Let’s start with some good news: Covid-19 won’t last forever. Around the world, tours and attractions are in various stages of reopening. Guidance for doing so safely can be hard to find, and it’s often overly general. We all know that hand washing, cleaning, masks, and distancing are important. But how do you take these general guidelines and narrow them down to apply to your business?
SanSee has developed a strategic four step outline to help you prepare for reopening: Communicate, Analyze, Teach, and Act. Here’s how you can take control of your operational risk:
Your first step is to communicate expectations to your guests. Customers need to know what’s expected of them, and they want to know what they should expect from you to keep them safe. Start with the government guidelines for things like masks and distancing. Then add in any unique requirements for your company or the sites you’ll visit. You might be more strict than the government if you’re using vehicles to transport guests, for example, as “masks in public places” is a common requirement which can’t be assumed to apply to a 14 passenger van or small boat. Communicate this information as often, in as many channels, and as clearly as you can, with a goal of avoiding surprises.
For communicating what you’re doing to keep the guests safe, this is best done though your own website via a link from the home page. Videos showing cleaning procedures are very effective, but be friendly, not clinical. Collaborate with your social network to get feedback so you can hit the right tone between effective but not scary.
Finally, each employee knowing both sides of expectations makes for a smooth and safe operation. If you read the first rounds of reviews post-pandemic, it’s clear that guests are watching carefully.

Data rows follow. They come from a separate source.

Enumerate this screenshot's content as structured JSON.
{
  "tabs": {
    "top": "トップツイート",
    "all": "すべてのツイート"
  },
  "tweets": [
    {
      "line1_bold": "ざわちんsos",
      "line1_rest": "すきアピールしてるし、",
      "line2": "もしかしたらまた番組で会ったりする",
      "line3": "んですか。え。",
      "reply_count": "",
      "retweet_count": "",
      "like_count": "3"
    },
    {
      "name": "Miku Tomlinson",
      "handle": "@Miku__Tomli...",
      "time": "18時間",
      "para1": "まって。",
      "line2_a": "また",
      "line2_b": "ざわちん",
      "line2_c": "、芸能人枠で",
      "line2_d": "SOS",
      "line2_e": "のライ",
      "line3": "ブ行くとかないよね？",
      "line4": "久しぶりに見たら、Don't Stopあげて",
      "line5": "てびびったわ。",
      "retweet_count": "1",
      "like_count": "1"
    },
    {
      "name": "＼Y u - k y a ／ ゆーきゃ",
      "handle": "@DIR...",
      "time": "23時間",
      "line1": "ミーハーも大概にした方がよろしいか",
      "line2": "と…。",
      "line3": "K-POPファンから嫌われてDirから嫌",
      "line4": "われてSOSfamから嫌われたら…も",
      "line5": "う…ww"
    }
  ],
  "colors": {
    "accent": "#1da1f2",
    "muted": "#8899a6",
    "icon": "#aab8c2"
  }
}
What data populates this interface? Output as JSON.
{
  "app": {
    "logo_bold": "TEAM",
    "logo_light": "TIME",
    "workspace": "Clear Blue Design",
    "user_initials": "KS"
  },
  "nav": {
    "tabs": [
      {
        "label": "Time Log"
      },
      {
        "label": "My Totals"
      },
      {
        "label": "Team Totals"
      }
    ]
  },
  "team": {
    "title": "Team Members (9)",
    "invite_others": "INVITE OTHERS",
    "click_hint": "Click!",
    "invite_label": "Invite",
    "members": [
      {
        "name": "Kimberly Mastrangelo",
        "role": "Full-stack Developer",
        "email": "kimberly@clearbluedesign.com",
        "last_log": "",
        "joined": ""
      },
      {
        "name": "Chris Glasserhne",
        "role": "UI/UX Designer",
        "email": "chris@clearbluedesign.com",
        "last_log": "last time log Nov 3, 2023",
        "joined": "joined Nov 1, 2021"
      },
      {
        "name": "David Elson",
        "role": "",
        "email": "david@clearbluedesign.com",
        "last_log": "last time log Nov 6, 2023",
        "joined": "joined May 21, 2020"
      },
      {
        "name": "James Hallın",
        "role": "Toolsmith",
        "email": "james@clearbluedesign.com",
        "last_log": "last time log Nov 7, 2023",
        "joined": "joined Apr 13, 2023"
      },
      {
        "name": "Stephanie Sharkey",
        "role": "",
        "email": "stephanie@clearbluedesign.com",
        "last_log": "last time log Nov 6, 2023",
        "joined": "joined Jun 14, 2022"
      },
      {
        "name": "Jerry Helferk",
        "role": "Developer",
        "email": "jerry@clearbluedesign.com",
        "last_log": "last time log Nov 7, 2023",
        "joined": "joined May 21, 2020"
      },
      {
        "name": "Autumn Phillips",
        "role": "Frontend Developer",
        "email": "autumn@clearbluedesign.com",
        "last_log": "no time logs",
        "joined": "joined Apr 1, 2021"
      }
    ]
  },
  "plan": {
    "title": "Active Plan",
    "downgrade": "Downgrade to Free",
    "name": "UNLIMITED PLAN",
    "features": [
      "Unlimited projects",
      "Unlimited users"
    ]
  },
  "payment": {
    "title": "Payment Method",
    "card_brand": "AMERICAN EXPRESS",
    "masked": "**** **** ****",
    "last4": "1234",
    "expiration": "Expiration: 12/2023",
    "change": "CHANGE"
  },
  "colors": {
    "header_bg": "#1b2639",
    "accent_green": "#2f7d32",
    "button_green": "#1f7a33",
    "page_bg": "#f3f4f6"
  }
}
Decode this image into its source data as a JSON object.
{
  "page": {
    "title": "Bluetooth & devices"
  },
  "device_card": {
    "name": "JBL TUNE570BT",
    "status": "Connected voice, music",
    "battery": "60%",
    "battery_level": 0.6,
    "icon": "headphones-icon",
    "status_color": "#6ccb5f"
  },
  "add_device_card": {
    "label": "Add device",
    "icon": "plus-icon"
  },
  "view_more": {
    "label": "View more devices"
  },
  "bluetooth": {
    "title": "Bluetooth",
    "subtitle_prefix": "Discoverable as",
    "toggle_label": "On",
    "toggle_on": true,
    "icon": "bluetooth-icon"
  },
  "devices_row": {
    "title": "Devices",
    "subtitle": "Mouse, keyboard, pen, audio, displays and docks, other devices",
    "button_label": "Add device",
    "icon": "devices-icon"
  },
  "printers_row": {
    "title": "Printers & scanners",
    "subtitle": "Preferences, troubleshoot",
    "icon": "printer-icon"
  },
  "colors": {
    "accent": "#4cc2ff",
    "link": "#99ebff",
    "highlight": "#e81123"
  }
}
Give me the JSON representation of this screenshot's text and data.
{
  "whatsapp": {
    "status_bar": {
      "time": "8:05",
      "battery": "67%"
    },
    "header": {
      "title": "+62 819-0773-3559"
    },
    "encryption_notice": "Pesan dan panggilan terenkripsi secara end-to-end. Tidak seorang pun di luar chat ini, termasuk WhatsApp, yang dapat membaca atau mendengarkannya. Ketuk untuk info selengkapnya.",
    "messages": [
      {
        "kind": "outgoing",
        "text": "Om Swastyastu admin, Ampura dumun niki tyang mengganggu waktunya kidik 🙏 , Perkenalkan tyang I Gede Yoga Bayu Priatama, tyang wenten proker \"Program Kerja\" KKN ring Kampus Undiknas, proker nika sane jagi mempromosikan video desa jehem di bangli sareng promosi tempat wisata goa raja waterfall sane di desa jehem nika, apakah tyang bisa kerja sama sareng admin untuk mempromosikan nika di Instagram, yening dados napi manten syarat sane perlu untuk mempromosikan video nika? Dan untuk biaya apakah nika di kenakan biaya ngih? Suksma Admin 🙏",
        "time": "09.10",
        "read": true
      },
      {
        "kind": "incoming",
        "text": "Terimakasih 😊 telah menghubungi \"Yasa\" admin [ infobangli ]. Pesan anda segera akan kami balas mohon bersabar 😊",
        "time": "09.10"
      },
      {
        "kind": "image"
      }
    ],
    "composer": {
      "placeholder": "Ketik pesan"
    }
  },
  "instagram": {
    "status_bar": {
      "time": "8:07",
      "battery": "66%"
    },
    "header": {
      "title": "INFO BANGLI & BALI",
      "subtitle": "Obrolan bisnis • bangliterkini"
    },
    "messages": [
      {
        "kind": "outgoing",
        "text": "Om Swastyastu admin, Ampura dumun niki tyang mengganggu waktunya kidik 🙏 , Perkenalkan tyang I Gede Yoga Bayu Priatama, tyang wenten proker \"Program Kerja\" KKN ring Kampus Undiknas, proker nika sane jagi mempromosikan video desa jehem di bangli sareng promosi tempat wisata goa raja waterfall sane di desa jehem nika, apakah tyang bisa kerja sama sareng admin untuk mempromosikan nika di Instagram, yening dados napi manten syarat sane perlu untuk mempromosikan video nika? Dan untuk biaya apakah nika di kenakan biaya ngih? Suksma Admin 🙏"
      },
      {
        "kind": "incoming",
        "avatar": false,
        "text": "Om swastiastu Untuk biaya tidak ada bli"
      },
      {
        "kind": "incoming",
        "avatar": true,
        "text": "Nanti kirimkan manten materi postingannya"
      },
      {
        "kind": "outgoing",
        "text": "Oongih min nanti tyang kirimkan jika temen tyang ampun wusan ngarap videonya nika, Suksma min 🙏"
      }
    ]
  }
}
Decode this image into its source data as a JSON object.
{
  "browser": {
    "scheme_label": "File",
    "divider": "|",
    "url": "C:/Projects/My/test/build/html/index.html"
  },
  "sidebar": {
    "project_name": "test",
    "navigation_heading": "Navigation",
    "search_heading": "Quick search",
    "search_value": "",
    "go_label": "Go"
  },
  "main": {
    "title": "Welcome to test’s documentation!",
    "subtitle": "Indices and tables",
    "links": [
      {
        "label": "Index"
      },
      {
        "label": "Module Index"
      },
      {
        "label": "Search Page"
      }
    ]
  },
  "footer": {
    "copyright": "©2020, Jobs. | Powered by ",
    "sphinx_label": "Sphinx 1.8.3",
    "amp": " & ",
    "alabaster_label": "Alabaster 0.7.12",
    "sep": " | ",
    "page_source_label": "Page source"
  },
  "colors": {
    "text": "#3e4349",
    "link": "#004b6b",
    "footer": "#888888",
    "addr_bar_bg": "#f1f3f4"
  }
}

Knowledge has shown to be the most effective defense against Covid-19. No one knows more about your business than you do, which makes you the most effective tool in keeping everyone around you safe. Be aware of all the potential points of contact, whether it’s customers, colleagues, or objects. Every contact point carries some level of risk–we’ve probably all gotten a paper cut from accepting a voucher. Your job is to determine first which of these contacts need to be addressed, then how to address them. SanSee recommends doing this in chronological order. Imagine a day as a customer, from the moment they depart their hotel until they leave you at the end of the day. Who do they interact with? What do they touch? What conditions are they subjected to? Then, repeat the process with your staff members. Keep in mind that your goal is to first eliminate points of risk, then minimize the ones which can’t be eliminated. Don’t go too far on this, it’s much better to really hammer the big ones and let the little things like those paper cuts slide.
You’re tired of hearing the phrase “new normal.” Since a lot has changed, a lot must be learned. Training applies to customers as well as employees. For your guests, they may need reminding to keep their distance. Your employees may need to re-learn cleaning techniques, how to use new equipment, or how to project their voices properly from behind a mask. In the US, you may even want to teach de-escalation techniques in case you run into a guest refusing to abide by safety protocols.
The best ideas won’t work unless you make them work. For safety and hygiene, that means first making a written plan. Then it means assigning someone to monitor and enforce the plan. It also means reviewing occasionally as situations change. We hope that overall things change for the better, but as we’re seeing in Hong Kong and the US, there may be a few bounces back and forth before we finally get this pandemic under control. And of course, we’re learning more about this virus daily, and sometimes government guidance is well behind accepted scientific research. We all remember being told as late as April that masks don’t help, and more recently that aerosol transmission is unlikely. The most practical advice I can give for anyone implementing new safety procedures is to try a practice run before you take paid guests. This allows you to rehearse in front of a friendly–but critical–audience. You’ll probably discover new pain points along the way, and maybe some gaps in your safety plan.
If you need help putting all this together, trade associations and tourist boards can be a good resource–they all have the common goal of bringing travelers back confidently and safely. As mentioned above, sometimes the guidelines don’t update as frequently as they should. To really drive the point home and use safety as a selling point, consider getting a third party certification through Rezdy’s partnership with SanSee. Research shows 84% of travelers are more likely to book a product which has a third party safety endorsement. Rezdy has negotiated a special package starting under $150USD for a custom hygiene audit for most businesses, along with guidance updated as soon as a trend becomes clear.